(Exercise brief) Make an exact copy of the listing underneath, skipping each picture.

(Material supplied)
........

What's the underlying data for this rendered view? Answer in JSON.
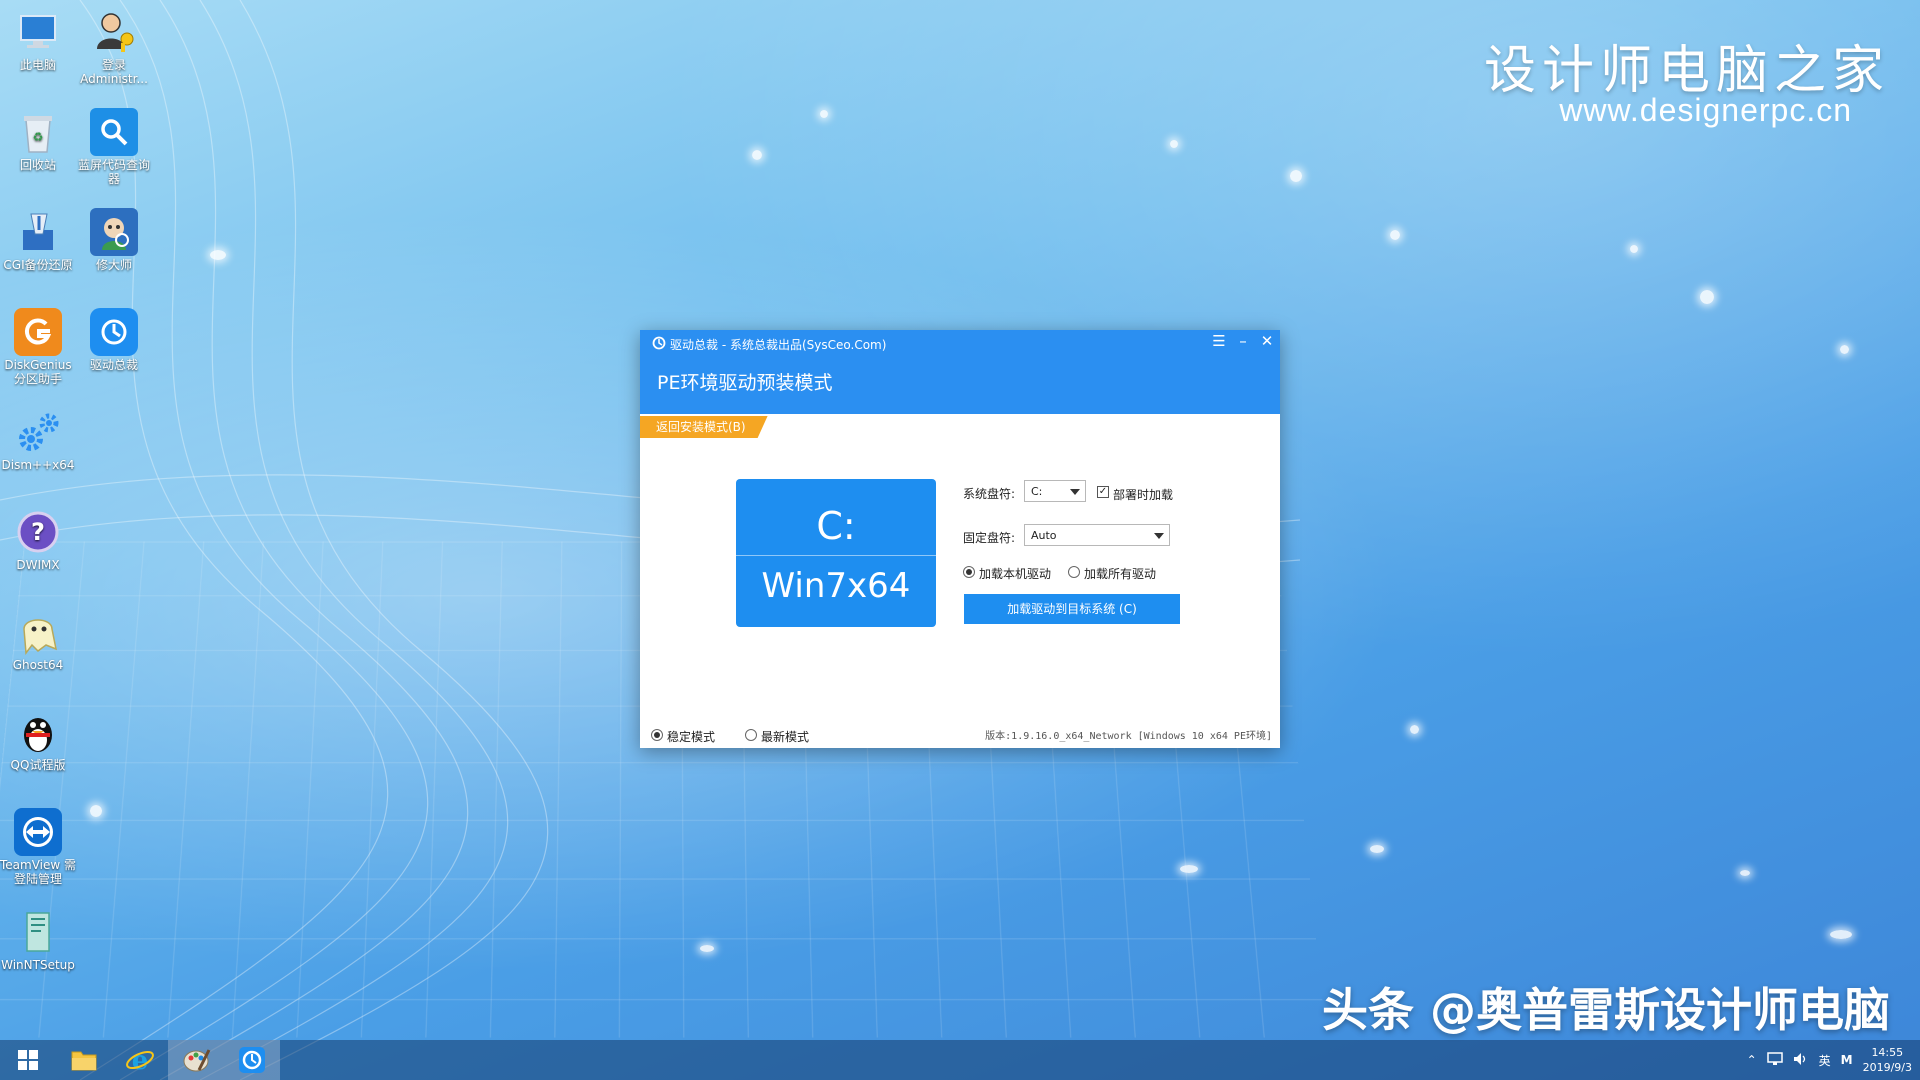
{
  "watermark": {
    "title": "设计师电脑之家",
    "url": "www.designerpc.cn",
    "bottom": "头条 @奥普雷斯设计师电脑"
  },
  "desktop_icons": [
    {
      "label": "此电脑",
      "icon": "computer-icon"
    },
    {
      "label": "登录 Administr...",
      "icon": "user-key-icon"
    },
    {
      "label": "回收站",
      "icon": "recycle-bin-icon"
    },
    {
      "label": "蓝屏代码查询器",
      "icon": "search-icon"
    },
    {
      "label": "CGI备份还原",
      "icon": "backup-tool-icon"
    },
    {
      "label": "修大师",
      "icon": "repair-icon"
    },
    {
      "label": "DiskGenius 分区助手",
      "icon": "diskgenius-icon"
    },
    {
      "label": "驱动总裁",
      "icon": "driver-icon"
    },
    {
      "label": "Dism++x64",
      "icon": "gears-icon"
    },
    {
      "label": "DWIMX",
      "icon": "help-icon"
    },
    {
      "label": "Ghost64",
      "icon": "ghost-icon"
    },
    {
      "label": "QQ试程版",
      "icon": "qq-penguin-icon"
    },
    {
      "label": "TeamView 需登陆管理",
      "icon": "teamviewer-icon"
    },
    {
      "label": "WinNTSetup",
      "icon": "setup-icon"
    }
  ],
  "window": {
    "title": "驱动总裁 - 系统总裁出品(SysCeo.Com)",
    "subtitle": "PE环境驱动预装模式",
    "back_tag": "返回安装模式(B)",
    "card_drive": "C:",
    "card_os": "Win7x64",
    "system_drive_label": "系统盘符:",
    "system_drive_value": "C:",
    "deploy_checkbox_label": "部署时加载",
    "deploy_checked": true,
    "fixed_drive_label": "固定盘符:",
    "fixed_drive_value": "Auto",
    "radio_local": "加载本机驱动",
    "radio_all": "加载所有驱动",
    "load_button": "加载驱动到目标系统 (C)",
    "mode_stable": "稳定模式",
    "mode_latest": "最新模式",
    "version": "版本:1.9.16.0_x64_Network [Windows 10 x64 PE环境]"
  },
  "taskbar": {
    "items": [
      "windows-start-icon",
      "file-explorer-icon",
      "internet-explorer-icon",
      "paint-icon",
      "driver-icon"
    ],
    "tray_lang": "英",
    "tray_m": "M",
    "time": "14:55",
    "date": "2019/9/3"
  },
  "colors": {
    "window_header": "#2b8ff1",
    "accent": "#1e8ef0",
    "tag": "#f5a623"
  }
}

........

(Response below)
What's the underlying data for this rendered view? Answer in JSON.
{
  "watermark": {
    "title": "设计师电脑之家",
    "url": "www.designerpc.cn",
    "bottom": "头条 @奥普雷斯设计师电脑"
  },
  "desktop_icons": [
    {
      "label": "此电脑",
      "icon": "computer-icon"
    },
    {
      "label": "登录 Administr...",
      "icon": "user-key-icon"
    },
    {
      "label": "回收站",
      "icon": "recycle-bin-icon"
    },
    {
      "label": "蓝屏代码查询器",
      "icon": "search-icon"
    },
    {
      "label": "CGI备份还原",
      "icon": "backup-tool-icon"
    },
    {
      "label": "修大师",
      "icon": "repair-icon"
    },
    {
      "label": "DiskGenius 分区助手",
      "icon": "diskgenius-icon"
    },
    {
      "label": "驱动总裁",
      "icon": "driver-icon"
    },
    {
      "label": "Dism++x64",
      "icon": "gears-icon"
    },
    {
      "label": "DWIMX",
      "icon": "help-icon"
    },
    {
      "label": "Ghost64",
      "icon": "ghost-icon"
    },
    {
      "label": "QQ试程版",
      "icon": "qq-penguin-icon"
    },
    {
      "label": "TeamView 需登陆管理",
      "icon": "teamviewer-icon"
    },
    {
      "label": "WinNTSetup",
      "icon": "setup-icon"
    }
  ],
  "window": {
    "title": "驱动总裁 - 系统总裁出品(SysCeo.Com)",
    "subtitle": "PE环境驱动预装模式",
    "back_tag": "返回安装模式(B)",
    "card_drive": "C:",
    "card_os": "Win7x64",
    "system_drive_label": "系统盘符:",
    "system_drive_value": "C:",
    "deploy_checkbox_label": "部署时加载",
    "deploy_checked": true,
    "fixed_drive_label": "固定盘符:",
    "fixed_drive_value": "Auto",
    "radio_local": "加载本机驱动",
    "radio_all": "加载所有驱动",
    "load_button": "加载驱动到目标系统 (C)",
    "mode_stable": "稳定模式",
    "mode_latest": "最新模式",
    "version": "版本:1.9.16.0_x64_Network [Windows 10 x64 PE环境]"
  },
  "taskbar": {
    "items": [
      "windows-start-icon",
      "file-explorer-icon",
      "internet-explorer-icon",
      "paint-icon",
      "driver-icon"
    ],
    "tray_lang": "英",
    "tray_m": "M",
    "time": "14:55",
    "date": "2019/9/3"
  },
  "colors": {
    "window_header": "#2b8ff1",
    "accent": "#1e8ef0",
    "tag": "#f5a623"
  }
}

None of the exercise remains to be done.